I wanted to write this article in response to some of the dangerous narratives flourishing under the guise of activism, or information within the realms of reproductive health. There are some storytellers within this space that I don’t think should be given the amount of focus or attention they are receiving. Is it not enough that the assumed standard of beauty and guises of humanity have been whitewashed… without it also interjecting into this space too? Endometriosis and PCOS have ruled my life for the last two years, and it physically hurts to know that most of the women who are believed to be the true advocates of these conditions look nothing like me. They are all white, rich, beautiful, thin and influential for those very reasons. Think of Endometriosis, and close your eyes. Who do you see as the representatives of that condition? I can bet they all look the same. How do you think that affects the countless amounts of women that look completely different and yet again feel extremely underrepresented? It genuinely hurts the collective WOC psyche to discover that there is another part of our lives, where we are ONCE AGAIN excluded from the narrative, because we aren’t held in the same regard – we aren’t ‘beautiful’ enough, ‘desirable enough’, or ‘sexy enough’.
If reading this has made you feel uncomfortable, the above probably applies to you. Uncomfortable is good. You might be uncomfortable now, for a second, as you examine where you fit into the system, or where you actively feed into it (whether that be unconsciously or not). This discomfort, is what WOC carry around in ALL situations.
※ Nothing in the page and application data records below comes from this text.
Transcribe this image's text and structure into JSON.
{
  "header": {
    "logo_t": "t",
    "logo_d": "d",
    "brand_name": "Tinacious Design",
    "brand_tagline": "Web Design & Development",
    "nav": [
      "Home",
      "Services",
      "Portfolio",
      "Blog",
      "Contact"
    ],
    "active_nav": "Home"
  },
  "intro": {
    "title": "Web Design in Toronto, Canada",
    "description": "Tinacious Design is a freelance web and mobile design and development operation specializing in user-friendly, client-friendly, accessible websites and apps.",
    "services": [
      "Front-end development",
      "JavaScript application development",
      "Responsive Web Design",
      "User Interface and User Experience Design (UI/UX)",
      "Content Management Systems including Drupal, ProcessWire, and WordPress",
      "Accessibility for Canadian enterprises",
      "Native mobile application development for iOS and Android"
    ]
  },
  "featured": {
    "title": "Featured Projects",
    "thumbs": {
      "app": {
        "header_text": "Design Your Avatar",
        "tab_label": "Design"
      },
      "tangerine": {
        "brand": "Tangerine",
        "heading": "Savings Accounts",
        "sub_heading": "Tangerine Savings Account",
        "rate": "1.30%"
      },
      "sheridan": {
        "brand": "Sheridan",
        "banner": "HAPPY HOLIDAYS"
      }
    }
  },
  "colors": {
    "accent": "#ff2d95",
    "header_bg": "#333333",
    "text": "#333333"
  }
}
We’d prefer if you’d stop claiming a false sisterhood, and actually created one where we can all thrive. If you’re in this space, and you have a public platform and influence – you should be using it to uplift the voices of those who don’t have the same privilege as you, one based on aesthetic, femininity and skin colour. Someone who may not have access to the same resources or have had the same opportunities that you’ve had.
I am so over this. As a brown, (upper) working-class, bisexual, cisgender woman with multiple chronic health conditions; if I can identify and examine my own privilege, well hun, so can you. We are tired of waiting for the ball to drop, for you to see the bigger picture. To see us. Stop romanticising, glamourizing and sexualising reproductive conditions. Stop hijacking the narrative to promote your own social media presence. Stop acting like the gatekeeper for these conditions. Just stop.
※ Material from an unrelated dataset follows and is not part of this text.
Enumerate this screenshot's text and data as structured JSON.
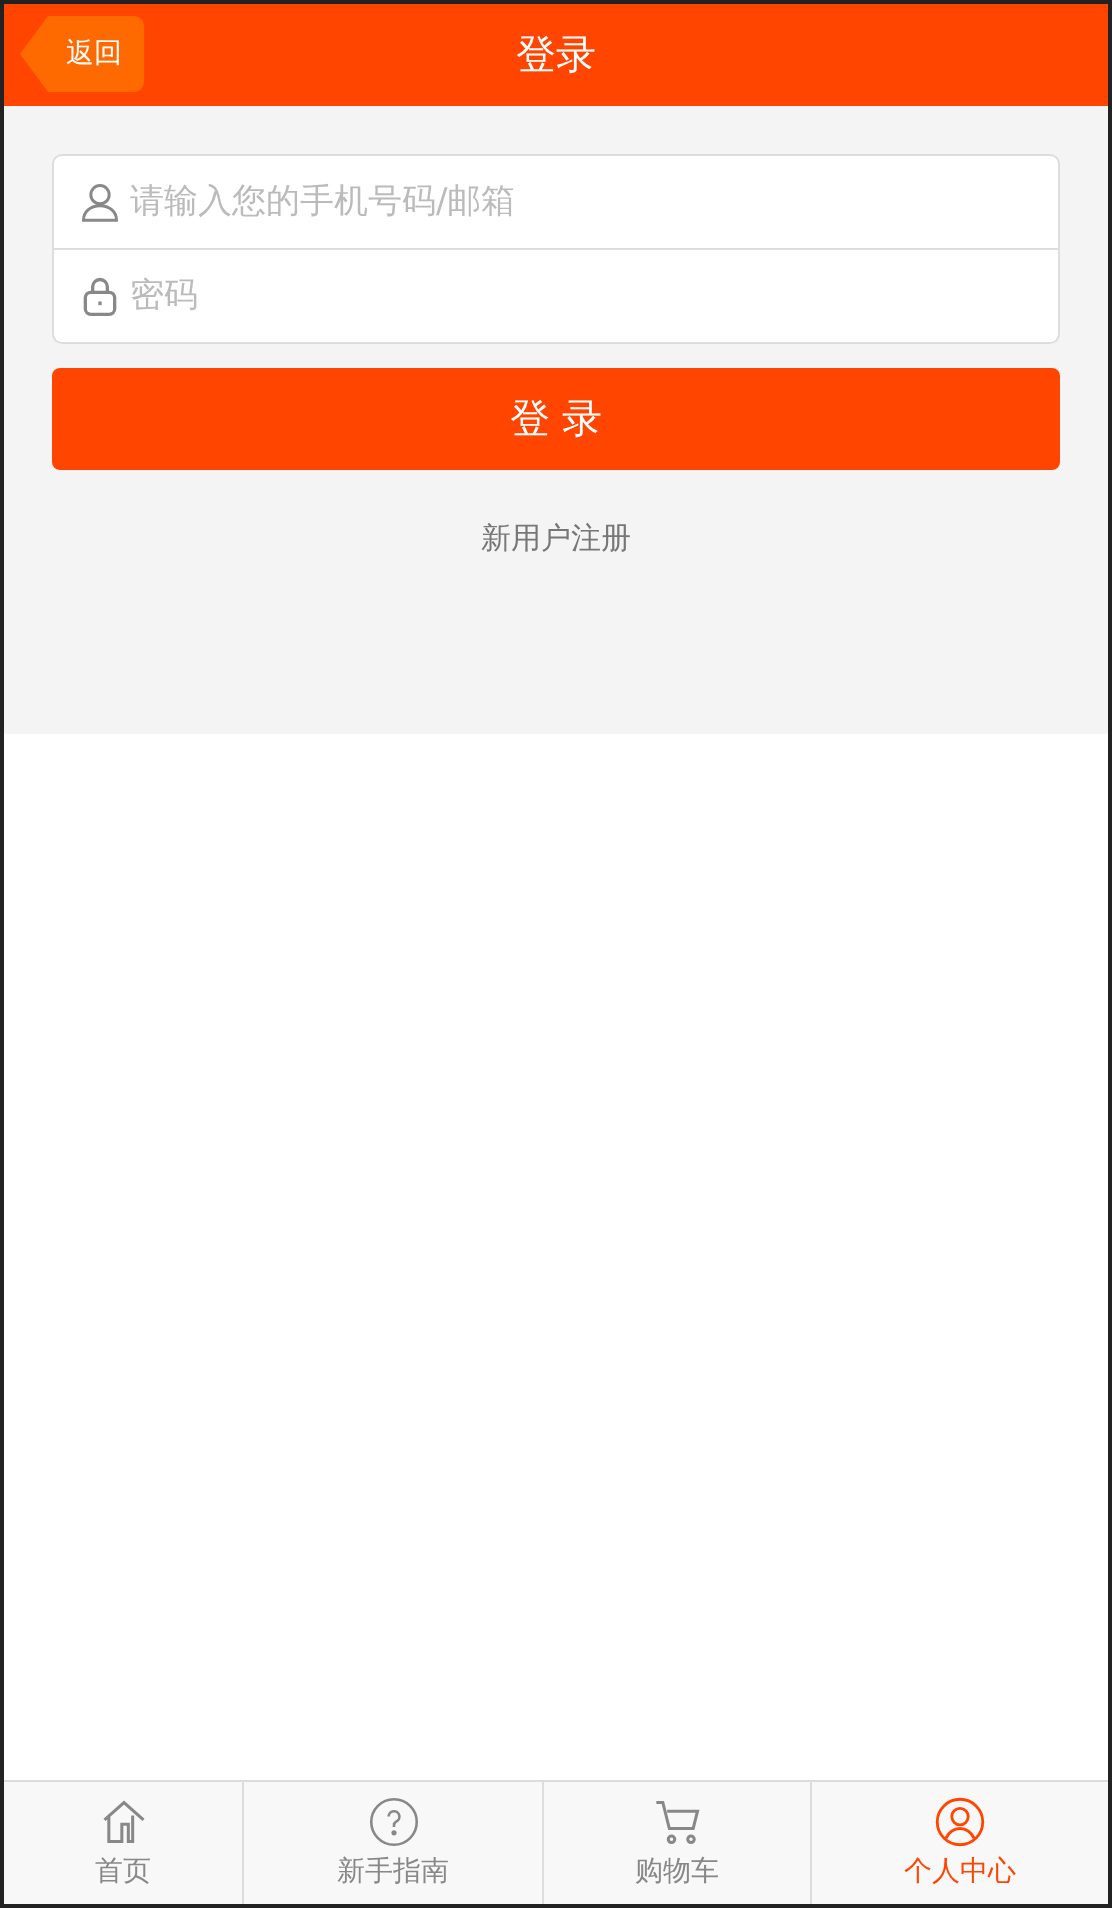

Cysters, and any organisation that is aimed specifically at women of colour, are needed now more than ever. We have to stick together, to remind ourselves that we are valid, we are important, and our voices do matter. When you continuously focus on just a single story, a single narrative – you are displacing and oppressing other women directly for your own benefit. You feed into the racist, misogynistic hierarchy that most of you would condemn publicly.
Some people, have asked in the past how someone can actively acknowledge, defy and utilise their privilege. That’s for you to find out for yourself and isn’t our responsibility as the marginalised majority, to determine. The onus is always put on us when you have the capability and the power to enact real change. Education is a great place to start. Learn about our struggles, our stories, our bodies. We’ve been brutalised over history. Thousands of WOC have been sterilised for experimentation with western contraceptive methods, we’re still more likely to die in medical care than you are. Use the privilege you have. Find it in your spirit to promote a narrative that isn’t like all of the others. One we haven’t seen before.
Make room for us, or we will make the room for you.